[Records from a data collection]

%%

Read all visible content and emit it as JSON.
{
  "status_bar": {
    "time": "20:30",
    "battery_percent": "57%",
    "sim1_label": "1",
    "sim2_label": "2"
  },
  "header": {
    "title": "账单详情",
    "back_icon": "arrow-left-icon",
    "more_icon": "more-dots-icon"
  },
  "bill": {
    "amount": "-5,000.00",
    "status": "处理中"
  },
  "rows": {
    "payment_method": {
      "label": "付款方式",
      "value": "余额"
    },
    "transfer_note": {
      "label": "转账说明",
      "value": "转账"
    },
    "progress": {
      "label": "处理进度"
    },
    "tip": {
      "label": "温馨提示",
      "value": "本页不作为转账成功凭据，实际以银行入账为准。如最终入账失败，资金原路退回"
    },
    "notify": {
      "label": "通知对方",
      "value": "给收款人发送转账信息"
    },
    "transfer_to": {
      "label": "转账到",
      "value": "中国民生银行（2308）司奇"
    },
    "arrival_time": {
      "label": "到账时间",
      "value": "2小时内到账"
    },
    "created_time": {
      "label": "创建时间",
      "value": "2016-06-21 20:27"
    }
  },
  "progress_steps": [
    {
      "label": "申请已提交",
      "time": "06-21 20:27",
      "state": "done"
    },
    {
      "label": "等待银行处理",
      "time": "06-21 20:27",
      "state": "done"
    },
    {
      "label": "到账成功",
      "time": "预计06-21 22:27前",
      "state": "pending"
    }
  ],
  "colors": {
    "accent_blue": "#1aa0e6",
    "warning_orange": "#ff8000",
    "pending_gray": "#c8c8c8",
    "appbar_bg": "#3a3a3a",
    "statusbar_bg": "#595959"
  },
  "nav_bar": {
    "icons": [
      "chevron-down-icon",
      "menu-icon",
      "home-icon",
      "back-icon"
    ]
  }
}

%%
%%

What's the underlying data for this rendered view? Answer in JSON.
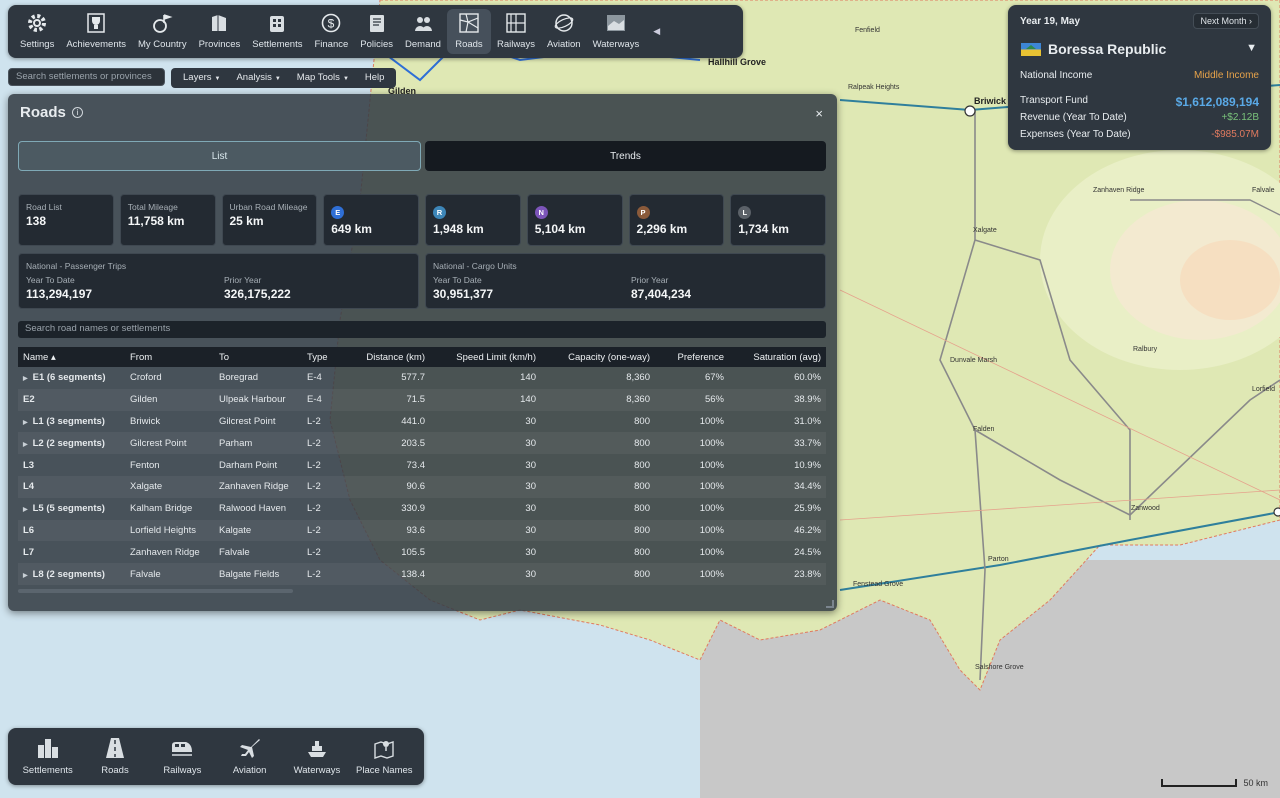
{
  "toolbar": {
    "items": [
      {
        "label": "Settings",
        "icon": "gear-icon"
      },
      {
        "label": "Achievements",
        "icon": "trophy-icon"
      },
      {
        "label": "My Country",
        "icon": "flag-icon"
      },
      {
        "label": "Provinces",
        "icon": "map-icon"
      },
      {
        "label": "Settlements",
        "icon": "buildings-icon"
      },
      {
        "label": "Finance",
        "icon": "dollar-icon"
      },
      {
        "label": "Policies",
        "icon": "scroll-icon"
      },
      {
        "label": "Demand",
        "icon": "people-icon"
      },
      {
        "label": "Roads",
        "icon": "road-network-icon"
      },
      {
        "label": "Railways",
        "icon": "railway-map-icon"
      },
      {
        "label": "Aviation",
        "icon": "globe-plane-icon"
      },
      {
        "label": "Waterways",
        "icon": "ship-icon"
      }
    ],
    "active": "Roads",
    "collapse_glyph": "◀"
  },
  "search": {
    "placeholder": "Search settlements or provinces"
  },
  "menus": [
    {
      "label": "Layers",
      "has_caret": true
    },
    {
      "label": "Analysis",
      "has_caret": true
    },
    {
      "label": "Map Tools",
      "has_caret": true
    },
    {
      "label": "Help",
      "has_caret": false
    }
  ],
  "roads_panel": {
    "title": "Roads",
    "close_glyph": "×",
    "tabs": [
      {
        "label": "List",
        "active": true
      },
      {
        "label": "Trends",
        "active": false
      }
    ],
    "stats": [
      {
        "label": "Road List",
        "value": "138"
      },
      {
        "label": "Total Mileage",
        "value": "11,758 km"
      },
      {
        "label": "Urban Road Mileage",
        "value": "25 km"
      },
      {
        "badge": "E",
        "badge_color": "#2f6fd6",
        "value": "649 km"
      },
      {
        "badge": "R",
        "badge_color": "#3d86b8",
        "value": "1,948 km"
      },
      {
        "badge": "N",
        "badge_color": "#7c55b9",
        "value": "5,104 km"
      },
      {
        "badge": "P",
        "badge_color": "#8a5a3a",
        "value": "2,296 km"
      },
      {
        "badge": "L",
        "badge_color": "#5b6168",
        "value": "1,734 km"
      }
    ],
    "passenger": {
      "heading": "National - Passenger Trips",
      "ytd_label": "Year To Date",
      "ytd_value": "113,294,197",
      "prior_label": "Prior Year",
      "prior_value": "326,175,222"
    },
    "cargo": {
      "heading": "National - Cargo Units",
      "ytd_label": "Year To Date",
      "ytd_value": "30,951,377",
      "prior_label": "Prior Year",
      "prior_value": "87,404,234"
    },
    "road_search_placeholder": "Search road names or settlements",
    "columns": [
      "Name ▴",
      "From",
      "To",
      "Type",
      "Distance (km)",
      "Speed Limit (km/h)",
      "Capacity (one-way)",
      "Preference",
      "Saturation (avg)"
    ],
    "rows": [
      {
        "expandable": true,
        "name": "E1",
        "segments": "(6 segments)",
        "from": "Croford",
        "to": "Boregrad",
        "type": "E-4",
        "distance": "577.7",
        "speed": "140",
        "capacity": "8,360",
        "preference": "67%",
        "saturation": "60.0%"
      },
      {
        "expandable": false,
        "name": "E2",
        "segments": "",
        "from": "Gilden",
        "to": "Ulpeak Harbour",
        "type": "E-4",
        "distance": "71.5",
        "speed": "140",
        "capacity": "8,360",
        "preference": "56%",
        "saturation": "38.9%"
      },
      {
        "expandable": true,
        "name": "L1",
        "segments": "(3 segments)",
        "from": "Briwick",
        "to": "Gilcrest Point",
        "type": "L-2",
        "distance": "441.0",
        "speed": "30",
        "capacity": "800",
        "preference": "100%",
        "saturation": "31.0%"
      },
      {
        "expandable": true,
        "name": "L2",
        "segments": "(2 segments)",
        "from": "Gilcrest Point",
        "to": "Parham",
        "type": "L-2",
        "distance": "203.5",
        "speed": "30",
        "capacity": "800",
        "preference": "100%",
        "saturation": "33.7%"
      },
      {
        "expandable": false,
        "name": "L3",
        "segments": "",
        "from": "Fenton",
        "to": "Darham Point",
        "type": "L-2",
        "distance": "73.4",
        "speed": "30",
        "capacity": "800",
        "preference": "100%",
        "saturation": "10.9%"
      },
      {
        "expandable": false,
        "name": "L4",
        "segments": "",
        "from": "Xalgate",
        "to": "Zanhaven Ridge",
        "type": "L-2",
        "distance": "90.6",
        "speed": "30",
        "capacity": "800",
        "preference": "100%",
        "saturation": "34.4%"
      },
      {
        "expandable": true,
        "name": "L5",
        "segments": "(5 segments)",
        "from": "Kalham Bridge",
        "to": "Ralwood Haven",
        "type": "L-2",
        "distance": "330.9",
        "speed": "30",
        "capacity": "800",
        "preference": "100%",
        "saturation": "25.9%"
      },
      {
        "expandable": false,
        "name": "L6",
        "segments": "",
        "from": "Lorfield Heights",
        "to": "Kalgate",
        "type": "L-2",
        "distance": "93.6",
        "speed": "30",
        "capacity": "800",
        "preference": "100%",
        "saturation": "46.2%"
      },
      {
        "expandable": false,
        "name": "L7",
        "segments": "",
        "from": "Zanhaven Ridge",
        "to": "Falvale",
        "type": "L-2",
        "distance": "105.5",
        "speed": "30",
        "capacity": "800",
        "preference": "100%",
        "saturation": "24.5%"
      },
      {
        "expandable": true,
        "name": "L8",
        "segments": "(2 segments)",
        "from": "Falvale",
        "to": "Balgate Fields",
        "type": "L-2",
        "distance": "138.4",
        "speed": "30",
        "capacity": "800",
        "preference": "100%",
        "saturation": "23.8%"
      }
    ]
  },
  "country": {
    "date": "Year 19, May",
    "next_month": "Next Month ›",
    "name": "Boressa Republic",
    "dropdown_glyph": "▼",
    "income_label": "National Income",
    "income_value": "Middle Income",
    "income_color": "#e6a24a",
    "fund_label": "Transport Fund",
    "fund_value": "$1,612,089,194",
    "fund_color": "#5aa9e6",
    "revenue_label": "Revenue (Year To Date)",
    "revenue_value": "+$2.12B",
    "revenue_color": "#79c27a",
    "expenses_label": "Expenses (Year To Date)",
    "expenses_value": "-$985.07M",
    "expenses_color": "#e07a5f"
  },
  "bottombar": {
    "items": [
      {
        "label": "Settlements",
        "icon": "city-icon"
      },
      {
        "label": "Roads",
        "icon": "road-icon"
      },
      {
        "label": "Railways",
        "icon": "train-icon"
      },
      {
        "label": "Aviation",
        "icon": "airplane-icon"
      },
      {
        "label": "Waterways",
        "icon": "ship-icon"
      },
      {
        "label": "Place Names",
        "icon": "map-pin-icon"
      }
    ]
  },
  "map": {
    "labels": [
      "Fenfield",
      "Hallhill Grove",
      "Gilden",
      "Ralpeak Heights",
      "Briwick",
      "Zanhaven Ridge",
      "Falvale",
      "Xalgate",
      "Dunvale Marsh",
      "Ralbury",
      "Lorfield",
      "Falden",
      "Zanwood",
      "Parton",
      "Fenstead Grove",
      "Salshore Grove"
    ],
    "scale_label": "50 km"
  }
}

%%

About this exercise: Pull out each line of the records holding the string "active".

Your solution:
    "active": "Roads",
        "active": true
        "active": false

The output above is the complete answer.